What the exercise asks: Within the entries underneath, how many lines include the string "value"? State only the number.

*****

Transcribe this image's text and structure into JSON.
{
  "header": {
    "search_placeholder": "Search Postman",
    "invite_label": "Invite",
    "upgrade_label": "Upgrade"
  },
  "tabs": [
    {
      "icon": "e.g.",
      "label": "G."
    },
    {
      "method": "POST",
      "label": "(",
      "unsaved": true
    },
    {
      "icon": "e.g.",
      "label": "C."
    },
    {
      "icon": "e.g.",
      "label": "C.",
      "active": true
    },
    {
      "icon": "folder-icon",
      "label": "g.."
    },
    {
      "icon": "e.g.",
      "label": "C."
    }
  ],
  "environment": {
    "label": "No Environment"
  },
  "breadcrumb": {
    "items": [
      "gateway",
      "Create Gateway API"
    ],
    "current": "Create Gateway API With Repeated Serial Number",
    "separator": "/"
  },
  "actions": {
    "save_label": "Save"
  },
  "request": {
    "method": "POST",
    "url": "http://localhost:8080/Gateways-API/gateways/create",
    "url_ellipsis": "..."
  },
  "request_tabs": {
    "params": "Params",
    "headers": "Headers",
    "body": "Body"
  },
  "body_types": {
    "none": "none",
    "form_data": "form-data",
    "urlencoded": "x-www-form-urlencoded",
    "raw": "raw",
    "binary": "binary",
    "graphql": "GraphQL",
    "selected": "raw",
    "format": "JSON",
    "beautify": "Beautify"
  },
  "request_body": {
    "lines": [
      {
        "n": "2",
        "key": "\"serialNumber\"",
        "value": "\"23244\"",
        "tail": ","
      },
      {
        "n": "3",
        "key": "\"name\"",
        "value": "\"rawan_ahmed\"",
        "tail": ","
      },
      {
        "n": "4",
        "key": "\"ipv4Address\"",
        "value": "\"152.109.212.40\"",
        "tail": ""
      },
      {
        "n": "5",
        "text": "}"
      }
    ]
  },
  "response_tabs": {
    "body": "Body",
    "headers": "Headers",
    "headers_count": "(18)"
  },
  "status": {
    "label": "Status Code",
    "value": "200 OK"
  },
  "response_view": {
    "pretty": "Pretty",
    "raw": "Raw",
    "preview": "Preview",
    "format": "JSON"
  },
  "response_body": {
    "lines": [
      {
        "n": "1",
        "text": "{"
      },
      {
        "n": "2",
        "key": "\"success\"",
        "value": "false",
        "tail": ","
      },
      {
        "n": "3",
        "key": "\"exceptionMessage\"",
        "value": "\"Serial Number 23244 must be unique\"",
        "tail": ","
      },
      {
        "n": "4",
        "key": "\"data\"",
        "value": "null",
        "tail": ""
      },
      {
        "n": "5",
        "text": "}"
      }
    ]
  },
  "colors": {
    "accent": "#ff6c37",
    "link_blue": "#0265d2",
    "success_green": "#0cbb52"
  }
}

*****

Your solution: 7